**** Task inputs ****

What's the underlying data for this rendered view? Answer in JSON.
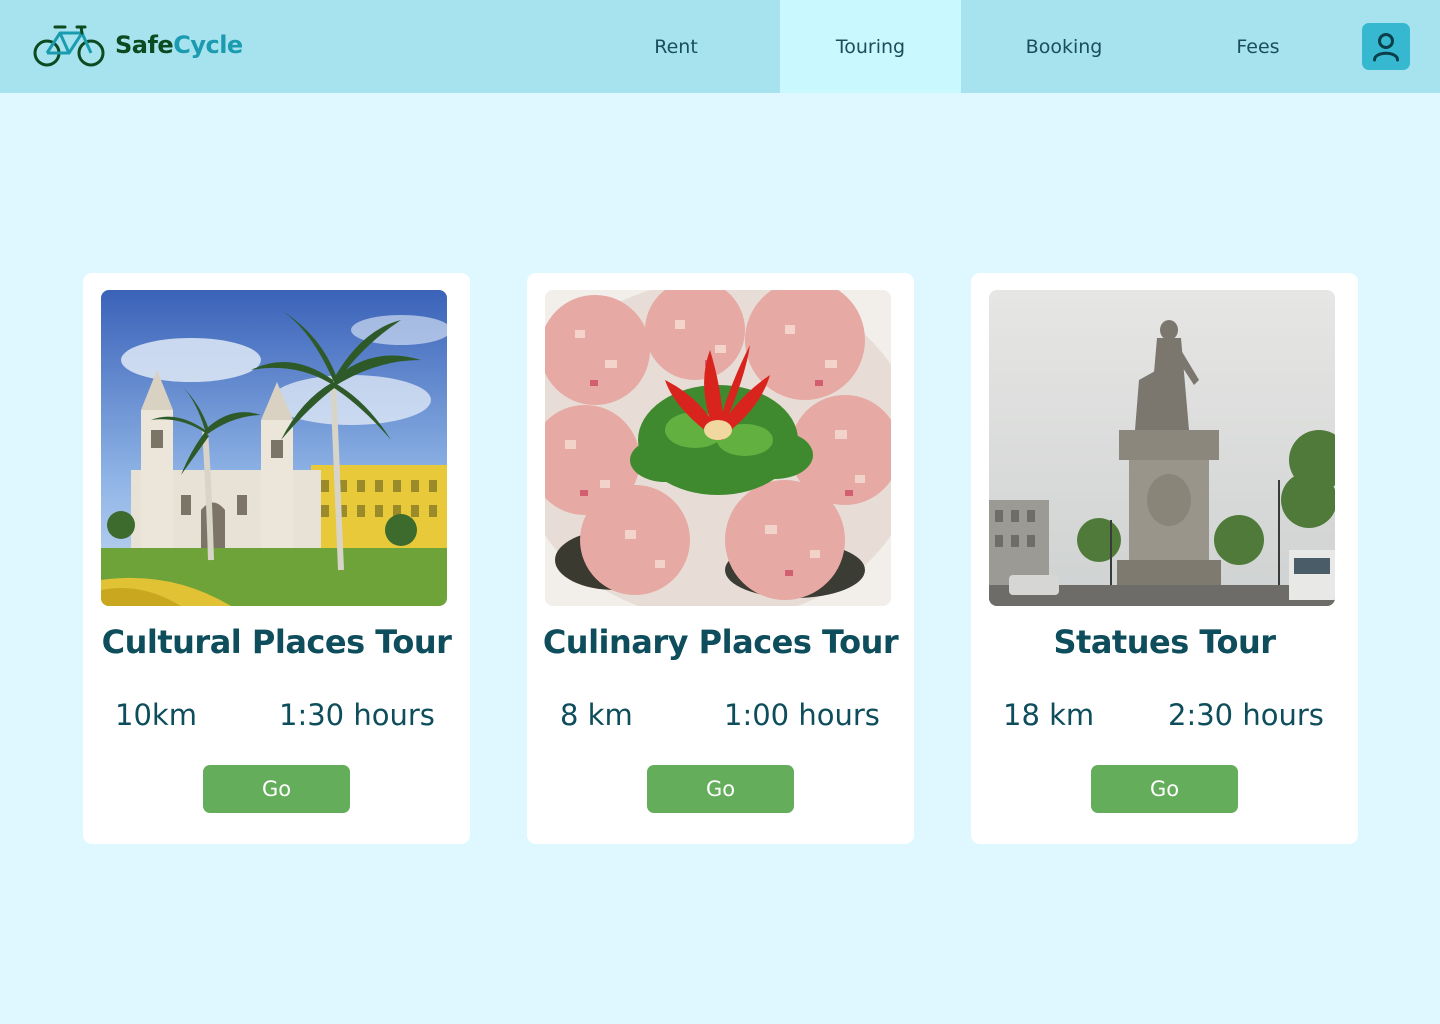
{
  "brand": {
    "name_part1": "Safe",
    "name_part2": "Cycle"
  },
  "nav": {
    "items": [
      {
        "label": "Rent"
      },
      {
        "label": "Touring",
        "active": true
      },
      {
        "label": "Booking"
      },
      {
        "label": "Fees"
      }
    ],
    "user_icon": "user-icon"
  },
  "colors": {
    "header_bg": "#a6e3ee",
    "page_bg": "#dff8ff",
    "active_tab": "#c9f9ff",
    "accent": "#36b8d0",
    "go_button": "#64ad5a",
    "text": "#0e4d5b"
  },
  "tours": [
    {
      "title": "Cultural Places Tour",
      "distance": "10km",
      "duration": "1:30 hours",
      "button": "Go",
      "image": "cathedral-plaza-photo"
    },
    {
      "title": "Culinary Places Tour",
      "distance": "8 km",
      "duration": "1:00 hours",
      "button": "Go",
      "image": "ceviche-dish-photo"
    },
    {
      "title": "Statues Tour",
      "distance": "18 km",
      "duration": "2:30 hours",
      "button": "Go",
      "image": "statue-monument-photo"
    }
  ]
}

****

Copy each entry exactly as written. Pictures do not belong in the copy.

What's the underlying data for this rendered view? Answer in JSON.
{
  "brand": {
    "name_part1": "Safe",
    "name_part2": "Cycle"
  },
  "nav": {
    "items": [
      {
        "label": "Rent"
      },
      {
        "label": "Touring",
        "active": true
      },
      {
        "label": "Booking"
      },
      {
        "label": "Fees"
      }
    ],
    "user_icon": "user-icon"
  },
  "colors": {
    "header_bg": "#a6e3ee",
    "page_bg": "#dff8ff",
    "active_tab": "#c9f9ff",
    "accent": "#36b8d0",
    "go_button": "#64ad5a",
    "text": "#0e4d5b"
  },
  "tours": [
    {
      "title": "Cultural Places Tour",
      "distance": "10km",
      "duration": "1:30 hours",
      "button": "Go",
      "image": "cathedral-plaza-photo"
    },
    {
      "title": "Culinary Places Tour",
      "distance": "8 km",
      "duration": "1:00 hours",
      "button": "Go",
      "image": "ceviche-dish-photo"
    },
    {
      "title": "Statues Tour",
      "distance": "18 km",
      "duration": "2:30 hours",
      "button": "Go",
      "image": "statue-monument-photo"
    }
  ]
}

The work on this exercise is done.